:: Task prompt ::
If you see a picture in the data below, omit it and copy the rest exactly.

[Stored data]

+ + + + +

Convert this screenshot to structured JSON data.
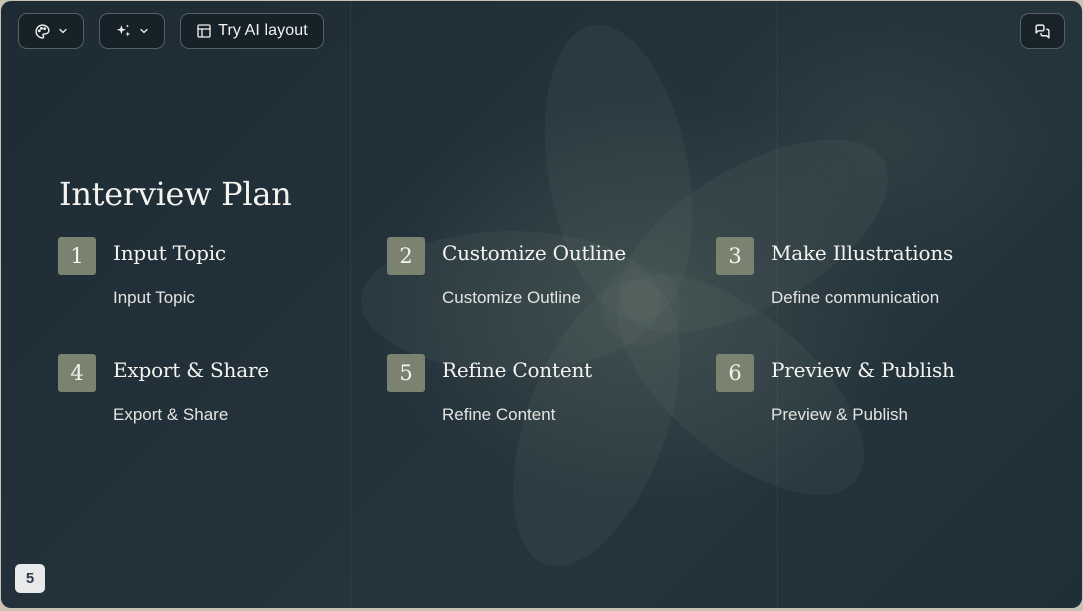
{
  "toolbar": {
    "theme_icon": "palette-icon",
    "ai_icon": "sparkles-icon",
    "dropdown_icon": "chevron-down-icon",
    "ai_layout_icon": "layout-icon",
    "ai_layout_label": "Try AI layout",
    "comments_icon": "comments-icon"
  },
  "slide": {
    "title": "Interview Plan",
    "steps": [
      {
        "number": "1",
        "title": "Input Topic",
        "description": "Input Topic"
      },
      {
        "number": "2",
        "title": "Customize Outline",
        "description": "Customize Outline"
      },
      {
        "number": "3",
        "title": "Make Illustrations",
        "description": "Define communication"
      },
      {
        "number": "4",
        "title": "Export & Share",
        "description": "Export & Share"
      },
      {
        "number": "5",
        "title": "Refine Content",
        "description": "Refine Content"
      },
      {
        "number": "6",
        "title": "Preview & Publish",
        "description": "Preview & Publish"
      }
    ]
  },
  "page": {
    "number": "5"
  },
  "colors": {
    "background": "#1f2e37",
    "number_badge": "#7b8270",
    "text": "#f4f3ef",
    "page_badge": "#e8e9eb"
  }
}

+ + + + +

:: Result of the exercise ::
Convert this screenshot to structured JSON data.
{
  "toolbar": {
    "theme_icon": "palette-icon",
    "ai_icon": "sparkles-icon",
    "dropdown_icon": "chevron-down-icon",
    "ai_layout_icon": "layout-icon",
    "ai_layout_label": "Try AI layout",
    "comments_icon": "comments-icon"
  },
  "slide": {
    "title": "Interview Plan",
    "steps": [
      {
        "number": "1",
        "title": "Input Topic",
        "description": "Input Topic"
      },
      {
        "number": "2",
        "title": "Customize Outline",
        "description": "Customize Outline"
      },
      {
        "number": "3",
        "title": "Make Illustrations",
        "description": "Define communication"
      },
      {
        "number": "4",
        "title": "Export & Share",
        "description": "Export & Share"
      },
      {
        "number": "5",
        "title": "Refine Content",
        "description": "Refine Content"
      },
      {
        "number": "6",
        "title": "Preview & Publish",
        "description": "Preview & Publish"
      }
    ]
  },
  "page": {
    "number": "5"
  },
  "colors": {
    "background": "#1f2e37",
    "number_badge": "#7b8270",
    "text": "#f4f3ef",
    "page_badge": "#e8e9eb"
  }
}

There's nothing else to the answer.